Material to process
######
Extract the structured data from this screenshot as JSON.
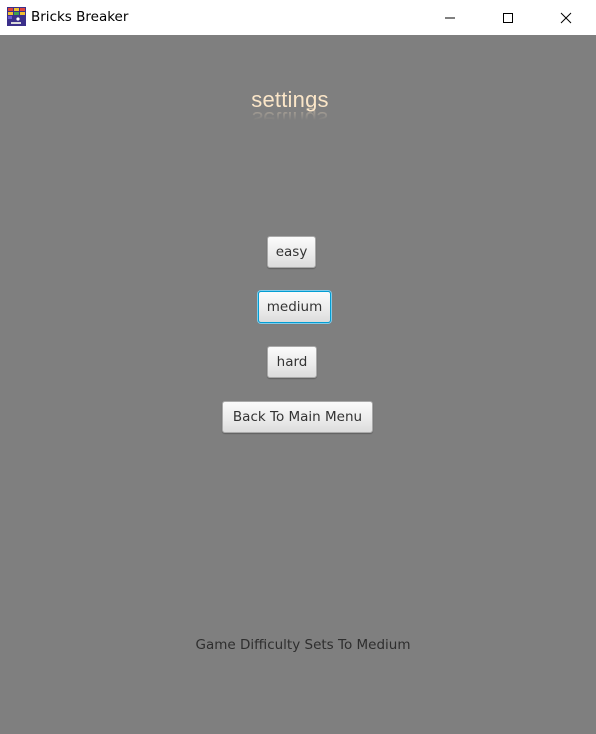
{
  "window": {
    "title": "Bricks Breaker",
    "app_icon": "bricks-breaker-app-icon",
    "controls": {
      "minimize_icon": "minimize-icon",
      "maximize_icon": "maximize-icon",
      "close_icon": "close-icon"
    }
  },
  "settings": {
    "heading": "settings",
    "heading_color": "#fbe6c8",
    "background_color": "#7f7f7f"
  },
  "buttons": {
    "easy": "easy",
    "medium": "medium",
    "hard": "hard",
    "back": "Back To Main Menu",
    "focused": "medium",
    "focus_color": "#039ed3"
  },
  "status": {
    "message": "Game Difficulty Sets To Medium"
  }
}
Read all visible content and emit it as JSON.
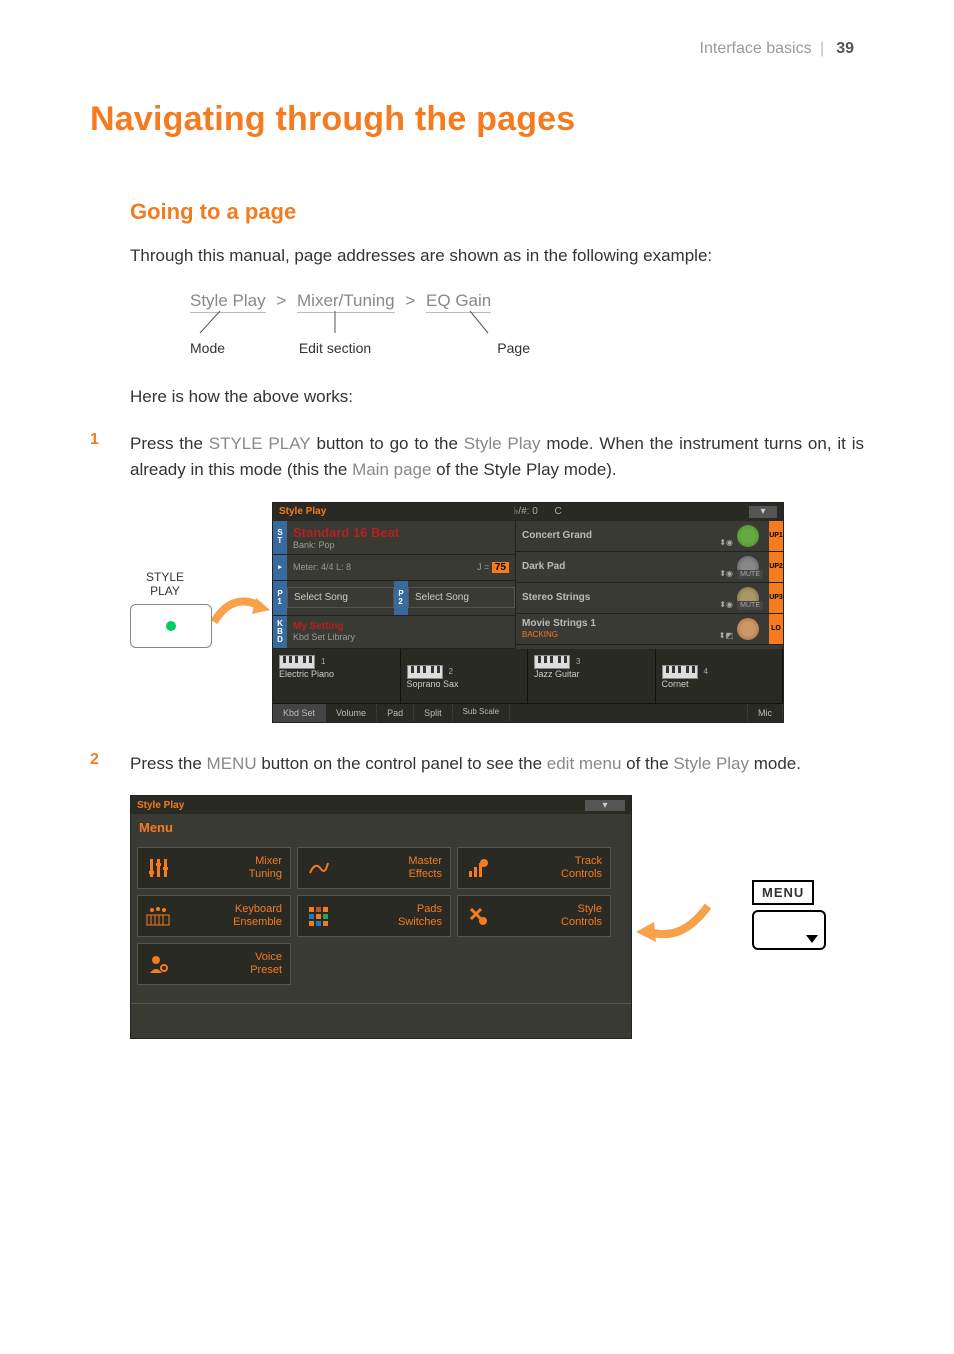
{
  "running_head": {
    "section": "Interface basics",
    "page": "39"
  },
  "h1": "Navigating through the pages",
  "h2": "Going to a page",
  "intro": "Through this manual, page addresses are shown as in the following example:",
  "breadcrumb": {
    "mode": "Style Play",
    "sep": ">",
    "edit": "Mixer/Tuning",
    "page": "EQ Gain",
    "lg_mode": "Mode",
    "lg_edit": "Edit section",
    "lg_page": "Page"
  },
  "here": "Here is how the above works:",
  "step1": {
    "n": "1",
    "p1": "Press the ",
    "sc1": "STYLE PLAY",
    "p2": " button to go to the ",
    "sc2": "Style Play",
    "p3": " mode. When the instrument turns on, it is already in this mode (this the ",
    "sc3": "Main page",
    "p4": " of the Style Play mode)."
  },
  "btn_label": "STYLE PLAY",
  "screen1": {
    "title": "Style Play",
    "key": "♭/#: 0",
    "chord": "C",
    "std": "Standard 16 Beat",
    "bank": "Bank: Pop",
    "meter": "Meter:  4/4  L:    8",
    "tempo_pre": "J = ",
    "tempo": "75",
    "sel": "Select Song",
    "sel2": "Select Song",
    "mset": "My Setting",
    "kbd": "Kbd Set Library",
    "r1": "Concert Grand",
    "r2": "Dark Pad",
    "r3": "Stereo Strings",
    "r4": "Movie Strings 1",
    "r4b": "BACKING",
    "up1": "UP1",
    "up2": "UP2",
    "up3": "UP3",
    "lo": "LO",
    "slot1": "Electric Piano",
    "slot2": "Soprano Sax",
    "slot3": "Jazz Guitar",
    "slot4": "Cornet",
    "s1": "1",
    "s2": "2",
    "s3": "3",
    "s4": "4",
    "tabs": [
      "Kbd Set",
      "Volume",
      "Pad",
      "Split",
      "Sub Scale",
      "",
      "",
      "Mic"
    ]
  },
  "step2": {
    "n": "2",
    "p1": "Press the ",
    "sc1": "MENU",
    "p2": " button on the control panel to see the ",
    "sc2": "edit menu",
    "p3": " of the ",
    "sc3": "Style Play",
    "p4": " mode."
  },
  "screen2": {
    "title": "Style Play",
    "menu": "Menu",
    "b1": "Mixer Tuning",
    "b2": "Master Effects",
    "b3": "Track Controls",
    "b4": "Keyboard Ensemble",
    "b5": "Pads Switches",
    "b6": "Style Controls",
    "b7": "Voice Preset"
  },
  "menu_label": "MENU"
}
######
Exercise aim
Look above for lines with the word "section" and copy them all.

Solved problem
    "section": "Interface basics",
    "lg_edit": "Edit section",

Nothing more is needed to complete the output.